=== Section Start ===

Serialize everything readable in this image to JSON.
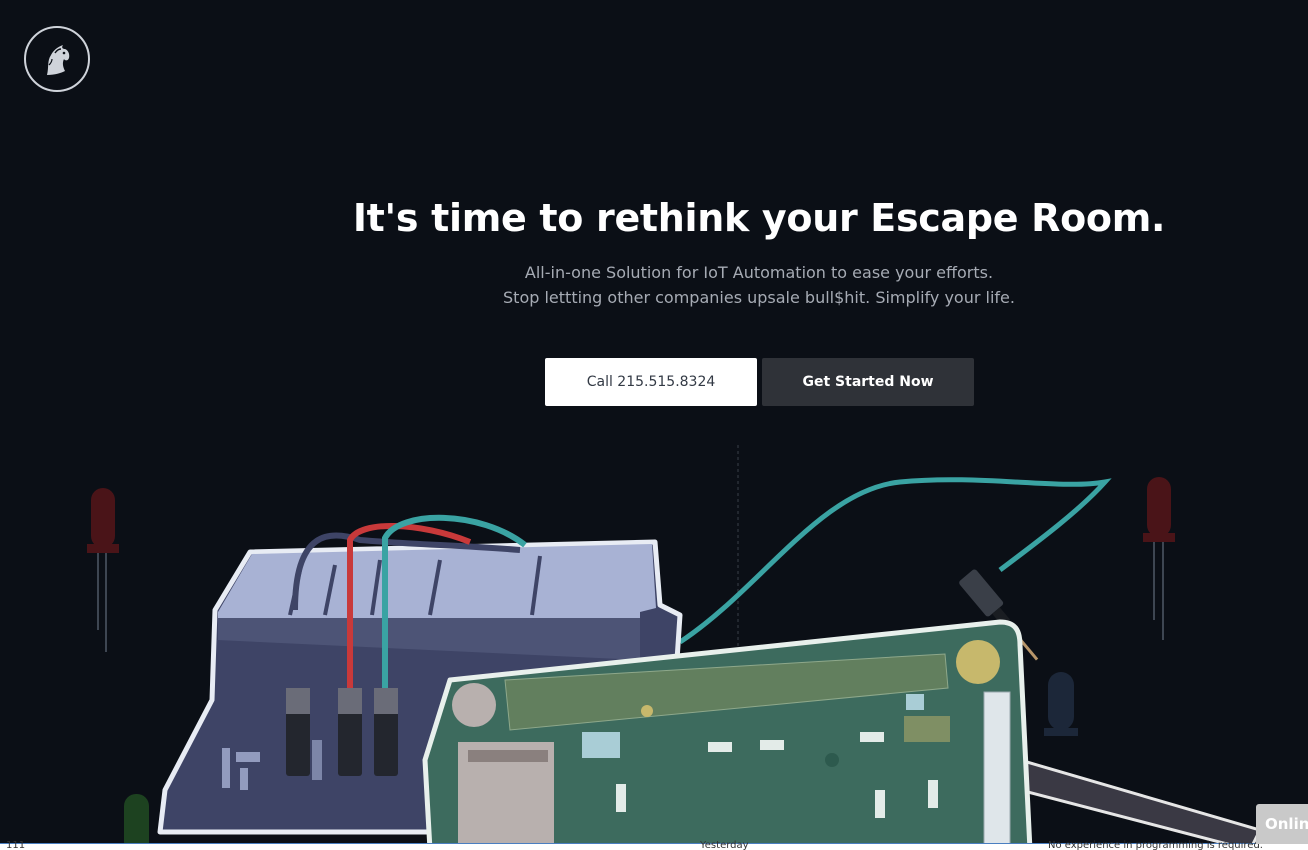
{
  "hero": {
    "title": "It's time to rethink your Escape Room.",
    "subtitle_line1": "All-in-one Solution for IoT Automation to ease your efforts.",
    "subtitle_line2": "Stop lettting other companies upsale bull$hit. Simplify your life."
  },
  "buttons": {
    "call_label": "Call 215.515.8324",
    "start_label": "Get Started Now"
  },
  "chat": {
    "label": "Online"
  },
  "status_strip": {
    "left": "111",
    "middle": "Yesterday",
    "right": "No experience in programming is required."
  },
  "colors": {
    "background": "#0b0f16",
    "call_button": "#ffffff",
    "start_button": "#2f3238",
    "board_green": "#3d6b5e",
    "relay_blue": "#3e4466",
    "wire_teal": "#3aa3a3",
    "wire_red": "#c8393a"
  }
}
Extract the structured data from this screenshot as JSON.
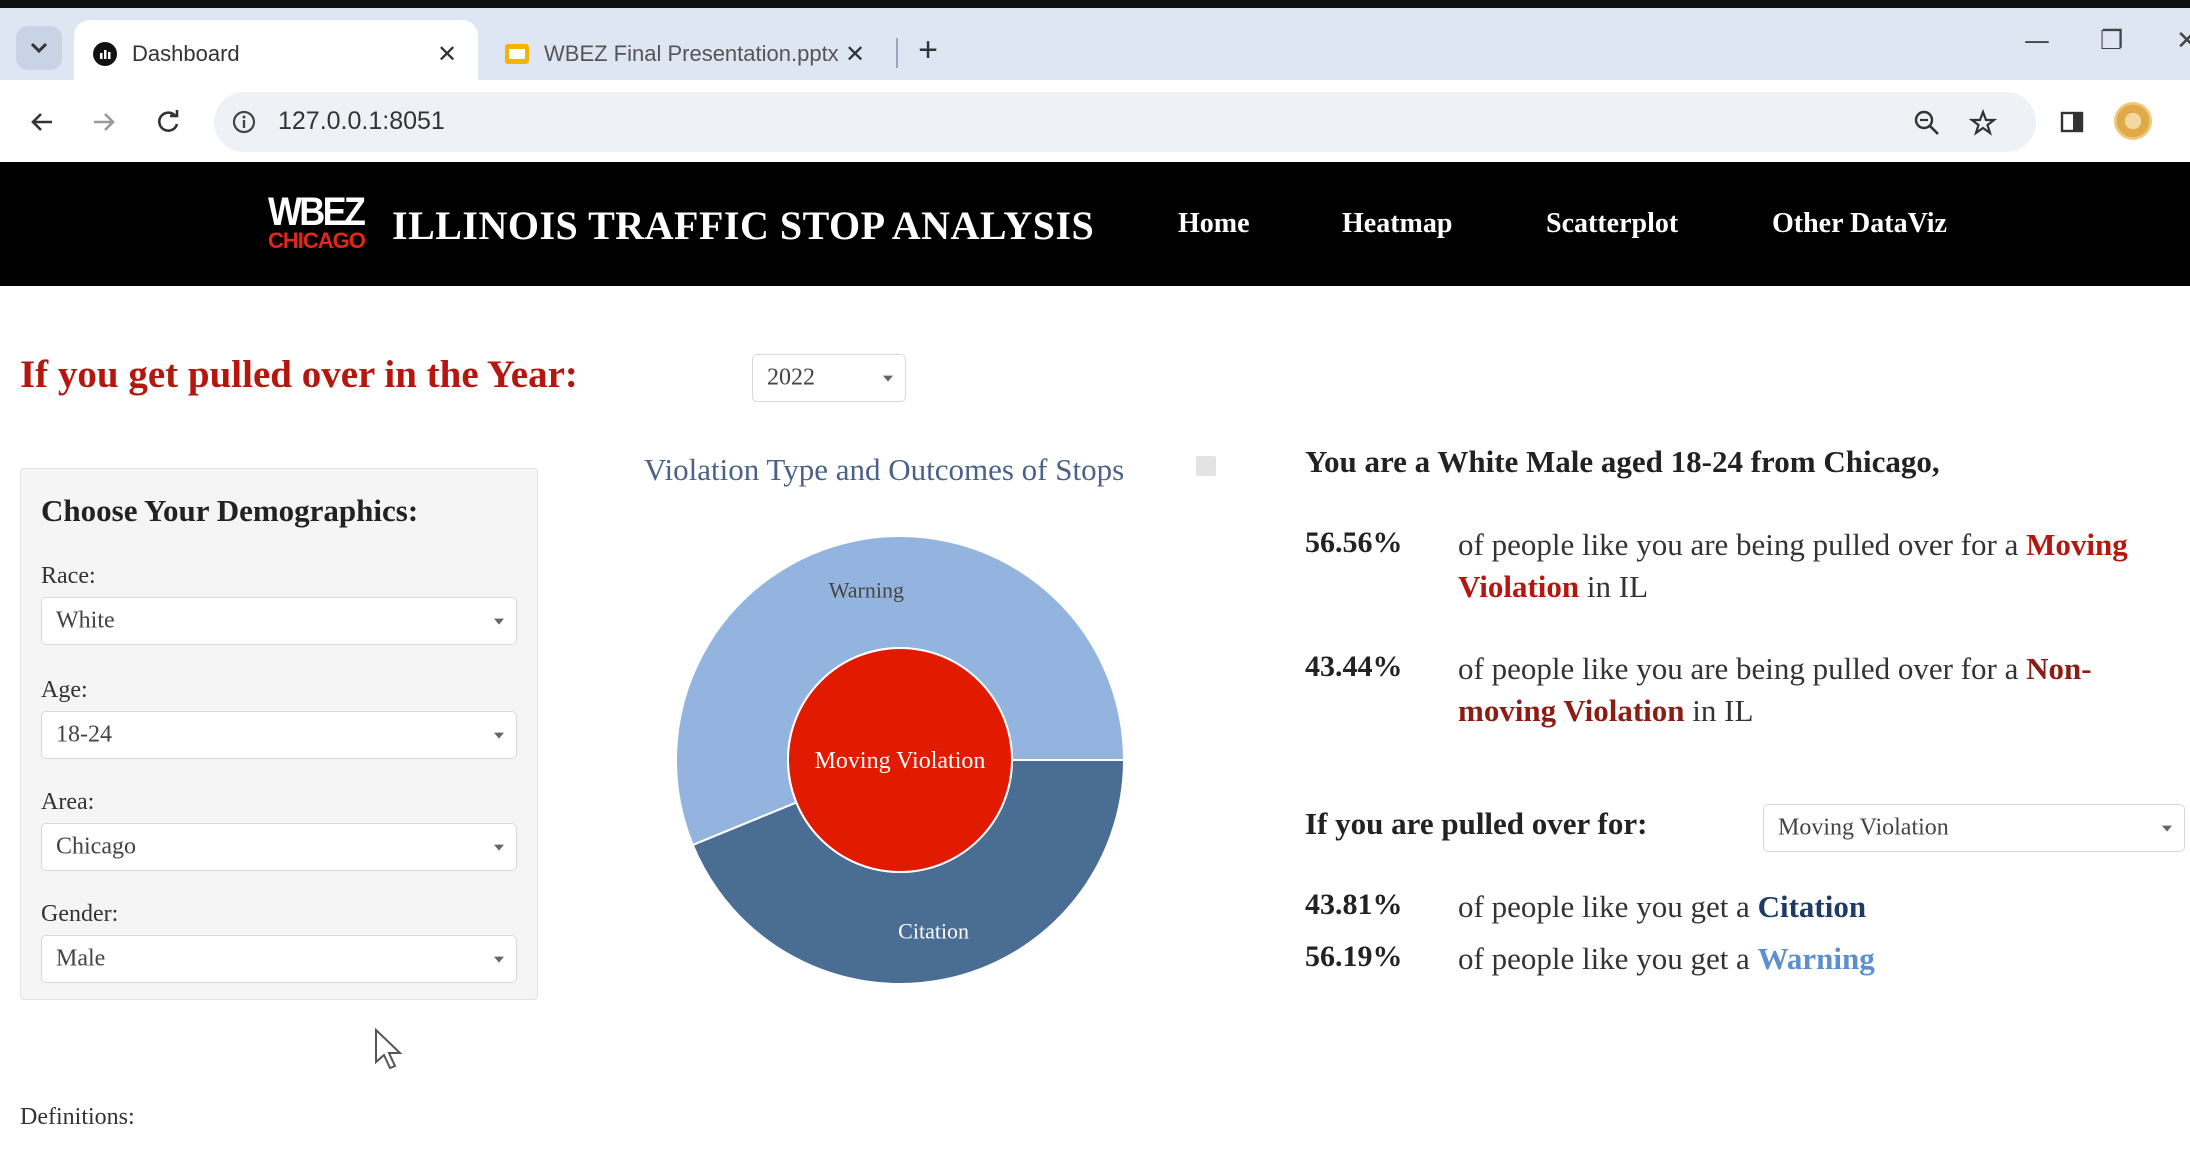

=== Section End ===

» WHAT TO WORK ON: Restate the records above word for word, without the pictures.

» ANSWER SPACE:
Serialize everything readable in this image to JSON.
{
  "hero": {
    "title": "It's time to rethink your Escape Room.",
    "subtitle_line1": "All-in-one Solution for IoT Automation to ease your efforts.",
    "subtitle_line2": "Stop lettting other companies upsale bull$hit. Simplify your life."
  },
  "buttons": {
    "call_label": "Call 215.515.8324",
    "start_label": "Get Started Now"
  },
  "chat": {
    "label": "Online"
  },
  "status_strip": {
    "left": "111",
    "middle": "Yesterday",
    "right": "No experience in programming is required."
  },
  "colors": {
    "background": "#0b0f16",
    "call_button": "#ffffff",
    "start_button": "#2f3238",
    "board_green": "#3d6b5e",
    "relay_blue": "#3e4466",
    "wire_teal": "#3aa3a3",
    "wire_red": "#c8393a"
  }
}
Extract the structured data from this screenshot as JSON.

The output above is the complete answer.